QAnon Followers Intercept Migrant Kids at Border Amid Trafficking Worries

A group of QAnon followers are setting up camps at the U.S. Southern border to intercept migrant children in an effort to protect them from alleged sex-trafficking threats, according to a new report.

Jason Frank, a known supporter of the conspiracy movement, and a team of armed border vigilantes have been camping out near Sasabe, Arizona, with the goal of protecting thousands of unaccompanied minors from being coerced into sex crimes, The New York Times reported Monday.

"They are being trafficked, sex trafficked. That's the No. 1 trade," Frank, 44, said in a statement to the newspaper. "The money, that's where it's at now."

Frank, who's Facebook page shows a photo that states "Stay in the Fight...Saving Kids at the Border," often shares his activities live on social media. In recent weeks, he and a small group of supporters have set up an RV near border crossing areas, where they convince unaccompanied children to join them at their camp, according to the Times report.

QAnon
Conspiracy theorist QAnon demonstrators protest during a rally to re-open California. A group of QAnon followers are setting up camp at the U.S.-Mexico border to protect kids from "sex-trafficking". ANDY HUFFAKER/AFP/Getty Images

There, Frank will feed the migrants hamburgers, pass around "Let's Go Brandon" T-shirts that depict images of President Joe Biden, and say a group prayer, the newspaper noted. Frank's team will then ask the children to give them the addresses and phone numbers of relatives they may be seeking to contact in the U.S. in order to conduct their own "screening process" to make sure that the children are being put into good hands. Frank told the Times that his group then calls the U.S. Border Patrol to take the kids to federally-run shelters.

Critics have called Frank's process alarming, and have noted that his efforts are undermining the safety of the government's already rigorous screening program. Mia Bloom, an expert on extremist radicalization, told the Times that she believes he's using the migrant children as a "prop to spread their message" about QAnon and immigration politics.

"We believe the conduct of this group is illegal and extremely dangerous," Margo Cowan, a public defender in Pima County, which includes Sasabe, and a longtime immigration activist, told the Times.

Others have noted that the group's claim that migrant children are subject to sex-trafficking en mass is overblown.
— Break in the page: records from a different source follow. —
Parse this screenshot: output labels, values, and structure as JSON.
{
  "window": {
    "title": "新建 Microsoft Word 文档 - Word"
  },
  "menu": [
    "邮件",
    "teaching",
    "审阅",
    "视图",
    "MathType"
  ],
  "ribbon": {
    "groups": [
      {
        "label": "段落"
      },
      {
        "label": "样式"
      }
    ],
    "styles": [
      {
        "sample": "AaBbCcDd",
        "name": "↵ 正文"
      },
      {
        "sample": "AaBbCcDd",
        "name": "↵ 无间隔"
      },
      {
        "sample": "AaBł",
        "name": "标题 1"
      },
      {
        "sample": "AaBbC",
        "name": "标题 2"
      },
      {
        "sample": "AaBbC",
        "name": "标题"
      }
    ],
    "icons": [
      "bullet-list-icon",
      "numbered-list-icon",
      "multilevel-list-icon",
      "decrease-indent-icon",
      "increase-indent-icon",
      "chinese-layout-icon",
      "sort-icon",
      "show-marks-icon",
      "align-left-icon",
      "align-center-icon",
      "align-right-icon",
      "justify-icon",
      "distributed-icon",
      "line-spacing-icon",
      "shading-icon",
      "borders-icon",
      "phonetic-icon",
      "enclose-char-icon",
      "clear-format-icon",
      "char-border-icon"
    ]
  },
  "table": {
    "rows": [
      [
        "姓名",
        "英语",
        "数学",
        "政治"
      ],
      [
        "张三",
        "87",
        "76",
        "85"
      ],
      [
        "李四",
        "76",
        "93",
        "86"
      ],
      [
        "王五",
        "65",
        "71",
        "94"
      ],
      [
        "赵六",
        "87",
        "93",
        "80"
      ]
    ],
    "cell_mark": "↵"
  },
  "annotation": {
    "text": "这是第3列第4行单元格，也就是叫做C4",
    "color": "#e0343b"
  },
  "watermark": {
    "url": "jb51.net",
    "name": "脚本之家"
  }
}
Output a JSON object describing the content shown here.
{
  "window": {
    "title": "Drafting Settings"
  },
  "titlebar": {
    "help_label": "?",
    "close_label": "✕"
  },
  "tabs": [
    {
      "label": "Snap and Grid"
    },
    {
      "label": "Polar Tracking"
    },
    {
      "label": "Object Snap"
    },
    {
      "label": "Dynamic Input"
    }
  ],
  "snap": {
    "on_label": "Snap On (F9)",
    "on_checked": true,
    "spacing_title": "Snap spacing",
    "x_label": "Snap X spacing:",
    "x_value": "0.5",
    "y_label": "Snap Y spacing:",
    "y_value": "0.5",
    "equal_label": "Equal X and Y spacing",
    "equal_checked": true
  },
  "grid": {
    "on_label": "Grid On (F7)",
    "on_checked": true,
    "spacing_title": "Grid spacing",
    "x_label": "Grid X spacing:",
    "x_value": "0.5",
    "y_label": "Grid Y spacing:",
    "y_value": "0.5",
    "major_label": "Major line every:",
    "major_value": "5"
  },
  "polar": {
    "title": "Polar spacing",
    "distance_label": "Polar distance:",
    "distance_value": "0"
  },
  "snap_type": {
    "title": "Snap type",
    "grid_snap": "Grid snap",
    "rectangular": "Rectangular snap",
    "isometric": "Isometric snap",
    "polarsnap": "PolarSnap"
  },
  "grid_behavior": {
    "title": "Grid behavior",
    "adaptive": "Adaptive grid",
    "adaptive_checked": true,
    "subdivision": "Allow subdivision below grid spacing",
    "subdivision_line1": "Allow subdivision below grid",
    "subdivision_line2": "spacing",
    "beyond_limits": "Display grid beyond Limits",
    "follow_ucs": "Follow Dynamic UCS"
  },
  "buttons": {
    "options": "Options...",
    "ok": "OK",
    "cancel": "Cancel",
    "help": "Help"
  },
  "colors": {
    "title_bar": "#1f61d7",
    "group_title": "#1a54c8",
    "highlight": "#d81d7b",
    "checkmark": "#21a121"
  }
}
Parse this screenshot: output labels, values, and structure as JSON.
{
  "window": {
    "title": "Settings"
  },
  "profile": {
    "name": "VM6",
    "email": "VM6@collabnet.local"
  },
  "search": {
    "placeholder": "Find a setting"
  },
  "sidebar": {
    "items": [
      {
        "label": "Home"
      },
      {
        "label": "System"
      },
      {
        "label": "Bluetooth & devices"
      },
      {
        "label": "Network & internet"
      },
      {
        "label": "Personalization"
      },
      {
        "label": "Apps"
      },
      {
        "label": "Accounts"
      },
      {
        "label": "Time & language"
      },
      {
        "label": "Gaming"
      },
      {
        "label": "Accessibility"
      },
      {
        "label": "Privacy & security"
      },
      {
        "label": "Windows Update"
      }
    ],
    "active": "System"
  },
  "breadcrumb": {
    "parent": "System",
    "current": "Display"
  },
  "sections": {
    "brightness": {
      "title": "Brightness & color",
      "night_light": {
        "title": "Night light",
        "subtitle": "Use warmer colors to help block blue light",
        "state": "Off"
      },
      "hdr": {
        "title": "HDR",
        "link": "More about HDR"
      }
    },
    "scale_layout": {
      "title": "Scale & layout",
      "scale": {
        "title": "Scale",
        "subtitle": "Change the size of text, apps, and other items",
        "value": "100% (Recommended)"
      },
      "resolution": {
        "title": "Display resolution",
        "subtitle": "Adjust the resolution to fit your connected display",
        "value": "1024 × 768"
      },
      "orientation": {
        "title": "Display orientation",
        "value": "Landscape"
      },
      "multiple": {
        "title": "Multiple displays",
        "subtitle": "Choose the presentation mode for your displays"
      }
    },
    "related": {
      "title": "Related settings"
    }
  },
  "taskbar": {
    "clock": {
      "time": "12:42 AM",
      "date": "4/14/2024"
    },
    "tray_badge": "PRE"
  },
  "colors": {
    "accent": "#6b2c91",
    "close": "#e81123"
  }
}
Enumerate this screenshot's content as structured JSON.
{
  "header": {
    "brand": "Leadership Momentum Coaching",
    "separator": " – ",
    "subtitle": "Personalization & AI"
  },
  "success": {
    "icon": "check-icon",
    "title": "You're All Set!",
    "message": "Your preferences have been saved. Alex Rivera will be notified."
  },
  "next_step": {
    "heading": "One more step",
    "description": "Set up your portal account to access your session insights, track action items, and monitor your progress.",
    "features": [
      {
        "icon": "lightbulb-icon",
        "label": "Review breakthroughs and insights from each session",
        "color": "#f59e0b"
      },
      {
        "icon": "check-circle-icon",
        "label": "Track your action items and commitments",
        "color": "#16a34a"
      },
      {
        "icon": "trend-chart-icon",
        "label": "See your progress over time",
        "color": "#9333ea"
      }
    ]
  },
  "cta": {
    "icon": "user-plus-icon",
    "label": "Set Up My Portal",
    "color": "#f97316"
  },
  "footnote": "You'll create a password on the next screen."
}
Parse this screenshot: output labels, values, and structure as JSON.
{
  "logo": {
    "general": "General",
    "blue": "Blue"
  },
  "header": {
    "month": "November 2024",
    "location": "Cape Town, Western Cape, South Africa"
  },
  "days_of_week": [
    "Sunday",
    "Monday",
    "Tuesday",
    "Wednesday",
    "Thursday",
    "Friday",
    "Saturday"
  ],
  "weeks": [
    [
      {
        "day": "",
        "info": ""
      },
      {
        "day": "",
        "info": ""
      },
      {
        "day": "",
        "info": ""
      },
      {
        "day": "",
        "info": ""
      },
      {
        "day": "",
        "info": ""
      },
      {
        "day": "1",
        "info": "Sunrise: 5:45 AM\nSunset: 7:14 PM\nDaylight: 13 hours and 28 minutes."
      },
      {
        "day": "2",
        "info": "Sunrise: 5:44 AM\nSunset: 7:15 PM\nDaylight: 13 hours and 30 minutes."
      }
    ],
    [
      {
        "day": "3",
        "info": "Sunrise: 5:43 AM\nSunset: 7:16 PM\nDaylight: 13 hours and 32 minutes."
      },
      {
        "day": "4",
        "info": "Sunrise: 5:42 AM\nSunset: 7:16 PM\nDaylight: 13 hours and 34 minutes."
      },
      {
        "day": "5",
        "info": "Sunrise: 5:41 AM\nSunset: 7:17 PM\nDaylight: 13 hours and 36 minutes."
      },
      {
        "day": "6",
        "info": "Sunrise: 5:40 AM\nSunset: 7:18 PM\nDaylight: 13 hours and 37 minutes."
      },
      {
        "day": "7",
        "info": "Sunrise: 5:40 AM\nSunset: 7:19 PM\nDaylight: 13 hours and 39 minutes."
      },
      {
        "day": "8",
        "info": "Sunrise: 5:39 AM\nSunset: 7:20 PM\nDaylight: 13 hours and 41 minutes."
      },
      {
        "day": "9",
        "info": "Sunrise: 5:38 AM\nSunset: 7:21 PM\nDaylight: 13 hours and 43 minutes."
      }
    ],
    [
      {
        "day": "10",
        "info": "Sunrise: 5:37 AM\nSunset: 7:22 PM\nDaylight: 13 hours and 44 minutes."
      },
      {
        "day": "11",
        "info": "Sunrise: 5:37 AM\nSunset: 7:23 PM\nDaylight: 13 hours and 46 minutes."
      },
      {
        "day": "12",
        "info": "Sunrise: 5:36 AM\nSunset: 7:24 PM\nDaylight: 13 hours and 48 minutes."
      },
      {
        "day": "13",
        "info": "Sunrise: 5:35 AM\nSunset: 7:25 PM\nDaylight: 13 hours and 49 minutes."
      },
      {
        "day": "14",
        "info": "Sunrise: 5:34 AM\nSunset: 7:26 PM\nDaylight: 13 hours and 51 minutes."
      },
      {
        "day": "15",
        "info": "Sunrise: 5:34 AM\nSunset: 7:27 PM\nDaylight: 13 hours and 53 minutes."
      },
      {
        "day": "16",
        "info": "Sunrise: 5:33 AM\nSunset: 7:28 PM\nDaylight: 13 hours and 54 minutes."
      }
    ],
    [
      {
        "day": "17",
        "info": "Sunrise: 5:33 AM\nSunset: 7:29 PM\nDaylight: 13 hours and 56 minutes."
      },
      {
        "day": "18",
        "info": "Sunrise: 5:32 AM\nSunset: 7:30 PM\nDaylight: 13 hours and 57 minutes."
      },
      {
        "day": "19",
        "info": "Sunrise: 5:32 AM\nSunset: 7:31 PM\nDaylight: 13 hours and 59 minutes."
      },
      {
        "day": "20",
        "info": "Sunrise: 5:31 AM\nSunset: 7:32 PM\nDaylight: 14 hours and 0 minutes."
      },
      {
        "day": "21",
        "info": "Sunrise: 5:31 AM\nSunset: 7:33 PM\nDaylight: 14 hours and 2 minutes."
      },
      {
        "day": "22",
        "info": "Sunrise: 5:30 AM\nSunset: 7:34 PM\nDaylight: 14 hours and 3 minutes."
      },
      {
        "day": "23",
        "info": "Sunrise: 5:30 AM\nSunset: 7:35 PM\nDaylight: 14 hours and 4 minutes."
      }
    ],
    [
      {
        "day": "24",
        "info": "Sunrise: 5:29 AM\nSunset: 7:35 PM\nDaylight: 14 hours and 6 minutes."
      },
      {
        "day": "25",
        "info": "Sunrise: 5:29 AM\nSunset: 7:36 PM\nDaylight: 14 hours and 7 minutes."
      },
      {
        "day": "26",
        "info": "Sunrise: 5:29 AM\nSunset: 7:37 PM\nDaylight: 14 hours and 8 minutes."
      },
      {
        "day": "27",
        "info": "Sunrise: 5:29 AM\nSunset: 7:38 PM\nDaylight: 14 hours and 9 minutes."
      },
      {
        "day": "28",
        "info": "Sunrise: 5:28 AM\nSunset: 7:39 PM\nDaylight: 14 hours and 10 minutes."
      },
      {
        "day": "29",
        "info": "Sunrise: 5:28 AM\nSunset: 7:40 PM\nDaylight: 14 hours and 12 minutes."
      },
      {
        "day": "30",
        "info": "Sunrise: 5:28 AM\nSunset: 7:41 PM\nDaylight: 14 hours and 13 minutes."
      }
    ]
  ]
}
That conspiracy falls in line with a core belief of the QAnon movement, which states that an elite class of pedophiles run by prominent Democrats, is trafficking innocent children.

"We haven't heard about migrant children brought in to be sex workers or slaves," Stacey Sutherland, an official with the Arizona Anti-Trafficking Network, told the Times. "At the border, it's overwhelmingly people who paid to be smuggled."

In turn, Frank has criticized the government's screening program, saying that it's "very wide open with a lot of loopholes," according to the Times. "That's why we are out here creating a solution, being a part of it," he said.

It's unclear whether or not Frank's group has broken any laws. Newsweek contacted U.S. Customs and Border Patrol (CBP) for additional comment.

The group's actions come at a time when the U.S. has seen an uptick in unaccompanied minors arriving at the U.S.-Mexico border. According to a CBP report released in mid-April, encounters of unaccompanied minors increased by 18 percent from the month before. Unaccompanied minors have also been exempt from being expelled at the border under Title 42, a controversial policy that has limited asylum for adults at the border throughout the COVID-19 pandemic.